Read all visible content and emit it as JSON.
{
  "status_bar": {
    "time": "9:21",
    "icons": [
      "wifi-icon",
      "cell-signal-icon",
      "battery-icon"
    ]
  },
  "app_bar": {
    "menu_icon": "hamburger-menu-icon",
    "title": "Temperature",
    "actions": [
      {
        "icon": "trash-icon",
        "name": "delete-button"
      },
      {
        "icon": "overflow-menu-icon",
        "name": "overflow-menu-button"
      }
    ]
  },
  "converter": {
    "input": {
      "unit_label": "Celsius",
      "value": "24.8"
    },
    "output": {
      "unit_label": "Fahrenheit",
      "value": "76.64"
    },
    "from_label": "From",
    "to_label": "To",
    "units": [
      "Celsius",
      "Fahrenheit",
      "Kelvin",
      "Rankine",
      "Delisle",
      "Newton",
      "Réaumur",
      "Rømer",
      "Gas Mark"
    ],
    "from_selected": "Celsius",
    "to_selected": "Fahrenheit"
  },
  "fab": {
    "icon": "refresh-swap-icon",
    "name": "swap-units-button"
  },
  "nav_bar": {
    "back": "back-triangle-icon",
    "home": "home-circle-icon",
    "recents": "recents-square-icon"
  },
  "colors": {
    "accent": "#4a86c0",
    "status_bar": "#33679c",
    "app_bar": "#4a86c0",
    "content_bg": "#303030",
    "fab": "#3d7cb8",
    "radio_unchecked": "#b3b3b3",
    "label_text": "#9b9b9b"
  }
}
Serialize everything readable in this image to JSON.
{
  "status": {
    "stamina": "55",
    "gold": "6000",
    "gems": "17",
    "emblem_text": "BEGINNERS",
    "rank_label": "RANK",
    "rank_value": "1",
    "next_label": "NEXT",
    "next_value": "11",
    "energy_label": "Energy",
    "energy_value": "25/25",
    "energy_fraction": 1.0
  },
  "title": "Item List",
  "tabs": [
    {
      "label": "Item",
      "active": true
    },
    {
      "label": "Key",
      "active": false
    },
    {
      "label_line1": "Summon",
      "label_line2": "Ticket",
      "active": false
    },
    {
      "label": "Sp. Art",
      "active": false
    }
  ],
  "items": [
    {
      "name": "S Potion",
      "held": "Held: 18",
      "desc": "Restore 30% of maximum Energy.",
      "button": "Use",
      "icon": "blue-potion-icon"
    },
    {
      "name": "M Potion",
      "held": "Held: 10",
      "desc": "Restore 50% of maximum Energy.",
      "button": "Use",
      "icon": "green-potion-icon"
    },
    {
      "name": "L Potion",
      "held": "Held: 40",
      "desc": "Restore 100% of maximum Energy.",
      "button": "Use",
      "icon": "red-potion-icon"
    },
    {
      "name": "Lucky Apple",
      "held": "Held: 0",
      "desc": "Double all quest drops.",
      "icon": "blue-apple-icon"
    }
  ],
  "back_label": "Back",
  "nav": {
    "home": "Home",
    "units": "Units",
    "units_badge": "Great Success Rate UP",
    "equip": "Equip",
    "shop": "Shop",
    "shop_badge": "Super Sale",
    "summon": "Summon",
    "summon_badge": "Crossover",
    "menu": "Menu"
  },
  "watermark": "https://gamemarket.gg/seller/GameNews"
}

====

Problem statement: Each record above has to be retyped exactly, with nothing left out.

Expected answer:
Read all visible content and emit it as JSON.
{
  "status_bar": {
    "time": "9:21",
    "icons": [
      "wifi-icon",
      "cell-signal-icon",
      "battery-icon"
    ]
  },
  "app_bar": {
    "menu_icon": "hamburger-menu-icon",
    "title": "Temperature",
    "actions": [
      {
        "icon": "trash-icon",
        "name": "delete-button"
      },
      {
        "icon": "overflow-menu-icon",
        "name": "overflow-menu-button"
      }
    ]
  },
  "converter": {
    "input": {
      "unit_label": "Celsius",
      "value": "24.8"
    },
    "output": {
      "unit_label": "Fahrenheit",
      "value": "76.64"
    },
    "from_label": "From",
    "to_label": "To",
    "units": [
      "Celsius",
      "Fahrenheit",
      "Kelvin",
      "Rankine",
      "Delisle",
      "Newton",
      "Réaumur",
      "Rømer",
      "Gas Mark"
    ],
    "from_selected": "Celsius",
    "to_selected": "Fahrenheit"
  },
  "fab": {
    "icon": "refresh-swap-icon",
    "name": "swap-units-button"
  },
  "nav_bar": {
    "back": "back-triangle-icon",
    "home": "home-circle-icon",
    "recents": "recents-square-icon"
  },
  "colors": {
    "accent": "#4a86c0",
    "status_bar": "#33679c",
    "app_bar": "#4a86c0",
    "content_bg": "#303030",
    "fab": "#3d7cb8",
    "radio_unchecked": "#b3b3b3",
    "label_text": "#9b9b9b"
  }
}
Serialize everything readable in this image to JSON.
{
  "status": {
    "stamina": "55",
    "gold": "6000",
    "gems": "17",
    "emblem_text": "BEGINNERS",
    "rank_label": "RANK",
    "rank_value": "1",
    "next_label": "NEXT",
    "next_value": "11",
    "energy_label": "Energy",
    "energy_value": "25/25",
    "energy_fraction": 1.0
  },
  "title": "Item List",
  "tabs": [
    {
      "label": "Item",
      "active": true
    },
    {
      "label": "Key",
      "active": false
    },
    {
      "label_line1": "Summon",
      "label_line2": "Ticket",
      "active": false
    },
    {
      "label": "Sp. Art",
      "active": false
    }
  ],
  "items": [
    {
      "name": "S Potion",
      "held": "Held: 18",
      "desc": "Restore 30% of maximum Energy.",
      "button": "Use",
      "icon": "blue-potion-icon"
    },
    {
      "name": "M Potion",
      "held": "Held: 10",
      "desc": "Restore 50% of maximum Energy.",
      "button": "Use",
      "icon": "green-potion-icon"
    },
    {
      "name": "L Potion",
      "held": "Held: 40",
      "desc": "Restore 100% of maximum Energy.",
      "button": "Use",
      "icon": "red-potion-icon"
    },
    {
      "name": "Lucky Apple",
      "held": "Held: 0",
      "desc": "Double all quest drops.",
      "icon": "blue-apple-icon"
    }
  ],
  "back_label": "Back",
  "nav": {
    "home": "Home",
    "units": "Units",
    "units_badge": "Great Success Rate UP",
    "equip": "Equip",
    "shop": "Shop",
    "shop_badge": "Super Sale",
    "summon": "Summon",
    "summon_badge": "Crossover",
    "menu": "Menu"
  },
  "watermark": "https://gamemarket.gg/seller/GameNews"
}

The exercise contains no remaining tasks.